We’re a game design studio. We’re based in South Dakota. We love designing educational games for kids, developing those games, talking with others who are developing games, and playing games — as many games, as frequently as possible. We’ve designed games for Panasonic, South Dakota State University, and the National Science Foundation. We’ve developed high school video game and mobile app design courses for STEM Fuse and we’ve run summer camps on game design for elementary school kids. For a two-year old company, I consider this to be successful; however, until recently, we did not yet know who we were as a company or on what we wanted to focus.
Buzz Whizz Bees
The entire first year of our lives as a company was spent designing and developing a prototype of a game that allowed kids to play as different types of bees while exploring the world. The game was called Buzz Whizz Bees. You can see our cancelled Kickstarter campaign and check out some game play footage below.
With Buzz Whizz Bees, we had focus. We were passionate about teaching kids the importance of bees, we wanted them to leave the game understanding more about how bees function, and we wanted them to teach others. We spent 8 months building a functioning prototype. We spent 3 months preparing for a Kickstarter campaign. We launched our Kickstarter campaign in October of 2014 and we cancelled it two weeks after it began. We knew that it wasn’t going to be successful. We also had a new adventure come our way.

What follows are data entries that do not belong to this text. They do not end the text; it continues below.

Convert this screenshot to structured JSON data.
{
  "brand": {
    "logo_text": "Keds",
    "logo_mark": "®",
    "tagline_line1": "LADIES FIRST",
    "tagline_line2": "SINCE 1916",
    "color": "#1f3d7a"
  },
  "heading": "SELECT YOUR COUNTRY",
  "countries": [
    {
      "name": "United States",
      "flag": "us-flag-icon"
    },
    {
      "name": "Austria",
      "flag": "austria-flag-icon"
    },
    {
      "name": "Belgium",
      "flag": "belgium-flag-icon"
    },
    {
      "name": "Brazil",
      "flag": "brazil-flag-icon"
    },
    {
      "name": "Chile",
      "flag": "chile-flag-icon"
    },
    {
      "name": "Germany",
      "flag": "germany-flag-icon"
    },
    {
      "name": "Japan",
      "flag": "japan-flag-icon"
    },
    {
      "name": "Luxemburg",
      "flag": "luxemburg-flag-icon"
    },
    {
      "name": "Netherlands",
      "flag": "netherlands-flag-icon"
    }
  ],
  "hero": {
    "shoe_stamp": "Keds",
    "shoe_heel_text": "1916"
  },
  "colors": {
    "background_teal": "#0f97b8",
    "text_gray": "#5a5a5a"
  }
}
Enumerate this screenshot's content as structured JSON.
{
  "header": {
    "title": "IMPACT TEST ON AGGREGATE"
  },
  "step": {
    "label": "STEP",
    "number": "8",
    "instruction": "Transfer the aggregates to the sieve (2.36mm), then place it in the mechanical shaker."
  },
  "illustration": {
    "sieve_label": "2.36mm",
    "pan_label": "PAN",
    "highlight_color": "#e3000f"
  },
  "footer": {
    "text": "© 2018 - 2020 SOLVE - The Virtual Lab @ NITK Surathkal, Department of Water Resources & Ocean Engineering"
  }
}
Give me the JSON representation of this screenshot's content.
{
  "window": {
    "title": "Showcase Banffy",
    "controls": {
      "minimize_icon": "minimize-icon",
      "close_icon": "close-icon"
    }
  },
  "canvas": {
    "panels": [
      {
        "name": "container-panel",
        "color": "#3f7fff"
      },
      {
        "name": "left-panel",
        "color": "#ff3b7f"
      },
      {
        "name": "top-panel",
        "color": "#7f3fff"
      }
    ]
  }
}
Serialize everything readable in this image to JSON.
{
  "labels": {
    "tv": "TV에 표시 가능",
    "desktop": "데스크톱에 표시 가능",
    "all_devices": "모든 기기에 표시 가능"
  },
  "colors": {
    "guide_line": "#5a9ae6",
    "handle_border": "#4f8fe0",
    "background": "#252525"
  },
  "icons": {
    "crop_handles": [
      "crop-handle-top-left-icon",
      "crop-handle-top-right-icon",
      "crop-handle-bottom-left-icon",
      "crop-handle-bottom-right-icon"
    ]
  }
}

Our First Client — Panasonic
Panasonic approached us in August of 2014 with a request to learn about what we do and to find out if we would be interested in joining a project with them. After a month long series of conversations and getting to know each other, we signed a contract in September of 2014 to build games for what is now known as HomeTeam. Their HomeTeam platform allows remote family members to be closer together through playing games, reading books, and having meaningful conversations through video chat. It was in-line with our focus as a company — providing meaningful ways for kids to relate to the adults surrounding them.
To this day, we are continuing our work with Panasonic. They’ve been a wonderful partner and have provided us with opportunities that we would not have had otherwise. We believe in their platform and look forward to many more years of developing engaging, educational, multi-player games with them.
With our success on the HomeTeam project, we jumped into finding more clients that were interested in having games developed for their projects. Initially, this was a good move. It allowed us to learn new skills, develop some interesting educational games, and bring more recognition to our team. After a little over a year of building games for others, I realized that we had lost our focus of developing engaging games for kids that taught them topics related to science, mathematics, and history. This lack of focus not only led us to no longer developing our own games, but bled into the new ideas that we had for games we wanted to develop when we had time. We were no longer focused on building games that allowed kids to teach others. We had lost our way.
Finding our Center
Over the past month, we’ve been focused on re-learning who we are as a company and what we want to achieve. We are no longer working on games for others — with the exception of partnering with Panasonic. We are focused on the release of four new projects this year: Captain Fluffy’s Fixit Fever, Imaginauts: Discover Egypt, Naomi’s Neighborhood, and an insect simulator. These new projects are focused on allowing kids to explore topics related to science, history, and emotional development. We’re also working on launching a series of courses in our home town focused on teaching kids game development, animation, robotics, and programming.
We are now re-focused on our original goal of being a game development company that provides engaging digital and physical ways for kids to experience learning and the world around them. We want kids to leave our games and our courses feeling empowered to teach others what they’ve learned.